''You start to feel like a strange breed,'' Ms. Canterbury said. ''For me, the biggest challenge isn't learning about wine; it's doing that and having a balanced life. My nonwine friends are concerned -- they give me nonwine books to read to remind there is something else.''
''I had to laugh,'' Ms. Reilly said, ''when Jennifer came running up to me at a seminar to say she'd just found the 'greatest picture of the glassy-winged sharpshooter' '' -- a vine pest -- ''as though it were a hot new pair of shoes.''
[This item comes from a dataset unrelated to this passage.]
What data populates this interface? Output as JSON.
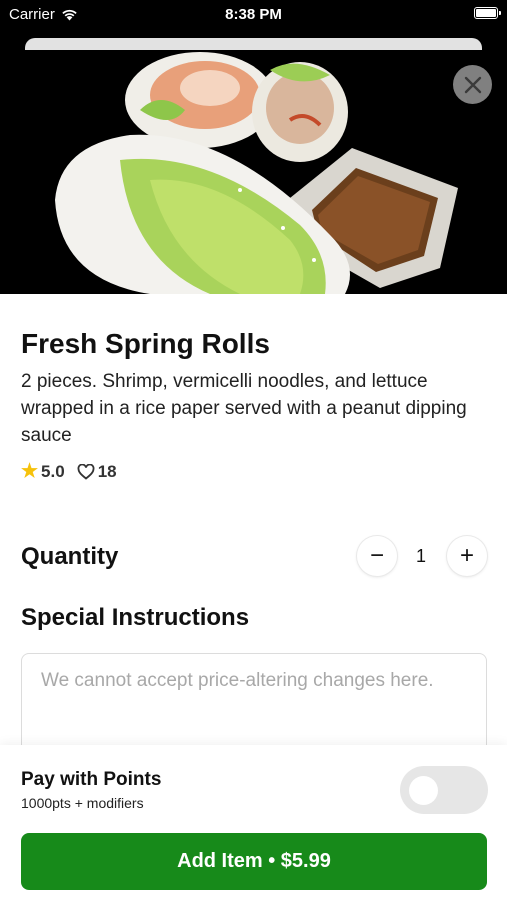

Does all this grim determination remove the romance and pleasure of the grape? When the Tuesday group quizzes a winemaker, there is little room for small talk. When Mr. Newlin countered a winemaker's anecdote with his own, Ms. Reilly cut him off, saying ''Now's not the time, Flip.''
The candidates say that examining a wine's finer points heightens enjoyment. ''Wine is hedonism, it's pleasure,'' Ms. Wong says. ''The exam is not.''
* How important is the role of the soil in producing high quality wine?
* Discuss the use of sulfur dioxide up to the end of the fermentation process. What alternatives to sulfur dioxide exist?
* You are the producer of a popular branded white wine and have received complaints from a large retail chain that a bottle of your wine contains pieces of glass. What should you do about this?
* ''Medals from wine shows and competitions are not worth the paper they are written on.'' Discuss.
* The days of innovation in wine are over. Discuss.
* Hygiene is a key issue in the production of sound wines. Discuss the techniques and materials used to maintain and improve hygiene performance, and other issues associated with cleaning, sanitation and sterilization, in the winery.
Photos: STUDY HALL -- Jean Reilly and Philippe Newlin prepare for the Master of Wine exam at Ms. Reilly's home in New York. (Photo by Nicolas Goldberg for The New York Times)(pg. F1); HERBACEOUS? STEELY? -- Christy Canterbury takes detailed notes during a wine tasting. (Photo by Nicolas Goldberg for The New York Times)(pg. F4)